■ **Problem description**:
Within the entries underneath, how many lines include the string "content"? State only the number.

■ **Input for this task**:
[Start of Attachment]

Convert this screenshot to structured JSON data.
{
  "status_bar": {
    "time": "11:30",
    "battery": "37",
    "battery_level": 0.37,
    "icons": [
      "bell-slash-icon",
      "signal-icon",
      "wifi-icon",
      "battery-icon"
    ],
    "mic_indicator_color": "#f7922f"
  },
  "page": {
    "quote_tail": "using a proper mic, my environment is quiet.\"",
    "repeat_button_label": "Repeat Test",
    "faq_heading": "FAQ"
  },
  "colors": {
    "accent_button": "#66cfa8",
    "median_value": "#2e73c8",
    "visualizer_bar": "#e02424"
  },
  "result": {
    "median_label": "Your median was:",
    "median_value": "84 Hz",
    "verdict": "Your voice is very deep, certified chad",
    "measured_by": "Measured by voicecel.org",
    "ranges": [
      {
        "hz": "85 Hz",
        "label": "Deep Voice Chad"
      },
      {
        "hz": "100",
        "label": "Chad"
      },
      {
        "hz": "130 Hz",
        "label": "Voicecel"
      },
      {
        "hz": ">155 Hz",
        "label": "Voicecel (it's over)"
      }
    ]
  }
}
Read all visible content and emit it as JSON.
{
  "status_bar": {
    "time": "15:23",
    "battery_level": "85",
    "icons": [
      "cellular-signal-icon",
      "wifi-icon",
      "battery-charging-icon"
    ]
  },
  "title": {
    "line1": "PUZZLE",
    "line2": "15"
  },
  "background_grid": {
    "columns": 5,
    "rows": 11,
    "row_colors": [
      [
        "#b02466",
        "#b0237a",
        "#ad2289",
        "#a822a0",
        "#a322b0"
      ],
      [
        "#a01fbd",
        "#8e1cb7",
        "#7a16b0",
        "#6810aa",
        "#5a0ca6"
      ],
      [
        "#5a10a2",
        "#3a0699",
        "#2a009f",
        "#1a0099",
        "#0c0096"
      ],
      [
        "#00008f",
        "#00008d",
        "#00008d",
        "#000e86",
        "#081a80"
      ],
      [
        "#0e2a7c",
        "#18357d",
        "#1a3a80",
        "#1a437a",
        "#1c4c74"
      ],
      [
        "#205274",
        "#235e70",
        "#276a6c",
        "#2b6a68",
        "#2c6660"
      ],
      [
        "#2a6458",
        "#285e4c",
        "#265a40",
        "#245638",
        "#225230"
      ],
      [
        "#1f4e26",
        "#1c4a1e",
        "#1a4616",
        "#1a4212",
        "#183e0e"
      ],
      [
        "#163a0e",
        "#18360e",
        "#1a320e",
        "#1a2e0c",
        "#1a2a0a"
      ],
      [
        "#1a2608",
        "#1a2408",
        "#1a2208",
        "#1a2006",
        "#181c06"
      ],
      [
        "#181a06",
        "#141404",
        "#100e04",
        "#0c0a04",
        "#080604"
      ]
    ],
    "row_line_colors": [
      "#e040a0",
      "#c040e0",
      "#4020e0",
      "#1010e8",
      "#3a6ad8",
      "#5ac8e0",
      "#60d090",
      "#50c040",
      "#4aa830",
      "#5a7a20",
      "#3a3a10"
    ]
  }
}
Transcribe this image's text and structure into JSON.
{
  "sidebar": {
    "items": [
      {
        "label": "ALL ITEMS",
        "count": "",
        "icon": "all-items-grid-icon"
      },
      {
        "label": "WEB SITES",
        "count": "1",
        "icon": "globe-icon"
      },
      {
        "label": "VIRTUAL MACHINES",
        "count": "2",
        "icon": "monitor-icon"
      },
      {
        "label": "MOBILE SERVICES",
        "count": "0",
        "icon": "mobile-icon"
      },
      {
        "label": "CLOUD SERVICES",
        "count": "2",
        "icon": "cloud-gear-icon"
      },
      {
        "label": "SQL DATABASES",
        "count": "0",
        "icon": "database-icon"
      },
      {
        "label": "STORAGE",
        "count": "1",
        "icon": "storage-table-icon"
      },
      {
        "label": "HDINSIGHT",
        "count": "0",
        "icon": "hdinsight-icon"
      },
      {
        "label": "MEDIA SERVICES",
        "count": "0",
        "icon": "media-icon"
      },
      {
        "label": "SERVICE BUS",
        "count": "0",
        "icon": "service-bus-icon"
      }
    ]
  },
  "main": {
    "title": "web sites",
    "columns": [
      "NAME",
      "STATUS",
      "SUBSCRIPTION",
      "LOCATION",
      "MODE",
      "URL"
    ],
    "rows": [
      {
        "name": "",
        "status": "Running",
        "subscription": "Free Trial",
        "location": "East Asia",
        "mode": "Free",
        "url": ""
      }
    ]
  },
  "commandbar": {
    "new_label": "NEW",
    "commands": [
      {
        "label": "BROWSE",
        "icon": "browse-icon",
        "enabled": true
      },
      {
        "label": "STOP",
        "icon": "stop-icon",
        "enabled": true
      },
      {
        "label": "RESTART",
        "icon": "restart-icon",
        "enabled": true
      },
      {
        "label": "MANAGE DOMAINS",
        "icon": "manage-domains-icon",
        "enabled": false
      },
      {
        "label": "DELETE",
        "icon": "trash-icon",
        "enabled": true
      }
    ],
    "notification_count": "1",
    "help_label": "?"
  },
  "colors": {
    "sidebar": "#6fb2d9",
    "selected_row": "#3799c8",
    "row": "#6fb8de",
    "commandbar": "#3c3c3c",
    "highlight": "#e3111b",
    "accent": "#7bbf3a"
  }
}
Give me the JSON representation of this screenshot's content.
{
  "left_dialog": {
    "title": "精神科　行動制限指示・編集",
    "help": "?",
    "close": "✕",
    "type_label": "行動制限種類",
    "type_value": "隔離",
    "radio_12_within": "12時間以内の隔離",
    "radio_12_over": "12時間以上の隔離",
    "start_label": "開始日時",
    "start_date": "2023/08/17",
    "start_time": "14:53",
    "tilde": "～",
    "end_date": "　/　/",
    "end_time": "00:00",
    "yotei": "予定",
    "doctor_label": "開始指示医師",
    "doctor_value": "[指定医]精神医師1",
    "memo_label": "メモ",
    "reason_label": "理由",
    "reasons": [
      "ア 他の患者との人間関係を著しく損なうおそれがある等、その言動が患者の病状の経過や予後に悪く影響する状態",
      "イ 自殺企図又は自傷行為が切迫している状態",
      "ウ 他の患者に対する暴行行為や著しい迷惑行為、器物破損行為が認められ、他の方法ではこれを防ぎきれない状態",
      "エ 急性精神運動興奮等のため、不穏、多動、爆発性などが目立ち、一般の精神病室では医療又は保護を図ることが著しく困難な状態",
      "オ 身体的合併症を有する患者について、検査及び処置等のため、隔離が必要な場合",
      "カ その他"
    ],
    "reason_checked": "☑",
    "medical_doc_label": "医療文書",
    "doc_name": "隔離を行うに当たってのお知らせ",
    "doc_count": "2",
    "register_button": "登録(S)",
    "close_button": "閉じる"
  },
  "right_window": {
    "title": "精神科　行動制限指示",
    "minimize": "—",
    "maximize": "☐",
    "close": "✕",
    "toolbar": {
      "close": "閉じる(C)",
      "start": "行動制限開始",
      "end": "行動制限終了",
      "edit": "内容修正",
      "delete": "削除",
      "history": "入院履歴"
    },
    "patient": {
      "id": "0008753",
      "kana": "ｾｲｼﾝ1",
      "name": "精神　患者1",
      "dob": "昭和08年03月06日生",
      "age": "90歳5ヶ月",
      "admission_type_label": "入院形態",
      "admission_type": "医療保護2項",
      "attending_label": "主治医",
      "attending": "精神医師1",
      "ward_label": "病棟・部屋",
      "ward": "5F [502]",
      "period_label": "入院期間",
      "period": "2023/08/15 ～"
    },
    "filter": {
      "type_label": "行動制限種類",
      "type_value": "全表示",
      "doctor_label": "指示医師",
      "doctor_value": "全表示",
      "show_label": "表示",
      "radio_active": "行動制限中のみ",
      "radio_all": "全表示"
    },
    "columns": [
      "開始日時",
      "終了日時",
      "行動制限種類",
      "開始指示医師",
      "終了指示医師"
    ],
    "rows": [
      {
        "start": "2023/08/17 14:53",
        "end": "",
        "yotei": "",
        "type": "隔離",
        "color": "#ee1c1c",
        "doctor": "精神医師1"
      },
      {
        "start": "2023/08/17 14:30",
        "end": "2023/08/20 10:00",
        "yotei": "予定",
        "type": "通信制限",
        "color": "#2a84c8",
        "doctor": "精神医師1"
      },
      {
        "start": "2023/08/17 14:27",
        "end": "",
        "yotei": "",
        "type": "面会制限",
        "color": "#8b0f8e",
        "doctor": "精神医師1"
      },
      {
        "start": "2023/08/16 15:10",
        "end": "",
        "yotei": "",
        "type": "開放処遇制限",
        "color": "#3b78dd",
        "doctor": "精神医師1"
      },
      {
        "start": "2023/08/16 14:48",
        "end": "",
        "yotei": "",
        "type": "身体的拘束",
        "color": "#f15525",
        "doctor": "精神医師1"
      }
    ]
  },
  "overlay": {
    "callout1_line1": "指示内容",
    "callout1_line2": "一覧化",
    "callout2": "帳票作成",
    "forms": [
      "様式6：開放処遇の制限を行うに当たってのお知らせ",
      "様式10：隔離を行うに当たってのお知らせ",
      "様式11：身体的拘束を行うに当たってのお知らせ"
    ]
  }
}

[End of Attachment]

■ **Response box**:
2